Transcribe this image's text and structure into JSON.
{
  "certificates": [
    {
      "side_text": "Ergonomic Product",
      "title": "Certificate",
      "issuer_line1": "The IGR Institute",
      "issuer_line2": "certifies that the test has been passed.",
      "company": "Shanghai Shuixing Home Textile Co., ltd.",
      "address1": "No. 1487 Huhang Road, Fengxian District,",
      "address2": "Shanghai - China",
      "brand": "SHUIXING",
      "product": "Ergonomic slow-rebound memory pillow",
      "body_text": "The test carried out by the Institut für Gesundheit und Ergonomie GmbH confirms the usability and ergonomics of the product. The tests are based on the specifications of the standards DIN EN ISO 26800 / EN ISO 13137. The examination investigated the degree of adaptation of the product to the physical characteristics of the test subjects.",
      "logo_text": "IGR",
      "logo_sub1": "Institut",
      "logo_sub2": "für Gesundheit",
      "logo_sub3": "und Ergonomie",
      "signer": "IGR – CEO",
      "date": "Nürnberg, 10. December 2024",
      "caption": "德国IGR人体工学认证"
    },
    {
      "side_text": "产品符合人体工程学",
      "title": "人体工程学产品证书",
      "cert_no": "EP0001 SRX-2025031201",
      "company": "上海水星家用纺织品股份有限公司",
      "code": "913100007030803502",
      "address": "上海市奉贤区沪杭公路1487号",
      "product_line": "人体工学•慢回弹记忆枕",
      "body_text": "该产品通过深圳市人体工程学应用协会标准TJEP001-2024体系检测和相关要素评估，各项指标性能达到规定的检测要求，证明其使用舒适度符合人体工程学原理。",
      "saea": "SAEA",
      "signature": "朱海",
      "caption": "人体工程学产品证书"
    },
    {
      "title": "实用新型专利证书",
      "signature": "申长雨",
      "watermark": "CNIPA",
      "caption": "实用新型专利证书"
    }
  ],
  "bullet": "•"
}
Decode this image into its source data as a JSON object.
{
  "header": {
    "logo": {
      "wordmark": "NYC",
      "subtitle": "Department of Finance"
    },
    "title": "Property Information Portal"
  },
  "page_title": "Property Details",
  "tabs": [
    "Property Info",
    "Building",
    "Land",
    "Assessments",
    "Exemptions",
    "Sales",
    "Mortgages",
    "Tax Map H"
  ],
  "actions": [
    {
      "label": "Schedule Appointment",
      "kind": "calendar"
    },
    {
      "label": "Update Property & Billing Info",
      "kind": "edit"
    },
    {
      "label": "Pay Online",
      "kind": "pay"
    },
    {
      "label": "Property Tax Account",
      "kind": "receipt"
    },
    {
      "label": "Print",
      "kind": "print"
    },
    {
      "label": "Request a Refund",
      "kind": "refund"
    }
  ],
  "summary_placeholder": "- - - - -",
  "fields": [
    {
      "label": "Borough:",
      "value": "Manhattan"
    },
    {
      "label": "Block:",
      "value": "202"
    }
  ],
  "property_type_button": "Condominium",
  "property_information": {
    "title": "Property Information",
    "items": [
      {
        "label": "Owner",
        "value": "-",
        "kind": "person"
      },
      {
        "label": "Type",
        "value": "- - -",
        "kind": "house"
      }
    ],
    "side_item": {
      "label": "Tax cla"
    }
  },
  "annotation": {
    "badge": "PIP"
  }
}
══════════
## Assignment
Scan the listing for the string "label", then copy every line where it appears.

## Your solution
      "label": "Schedule Appointment",
      "label": "Update Property & Billing Info",
      "label": "Pay Online",
      "label": "Property Tax Account",
      "label": "Print",
      "label": "Request a Refund",
      "label": "Borough:",
      "label": "Block:",
        "label": "Owner",
        "label": "Type",
      "label": "Tax cla"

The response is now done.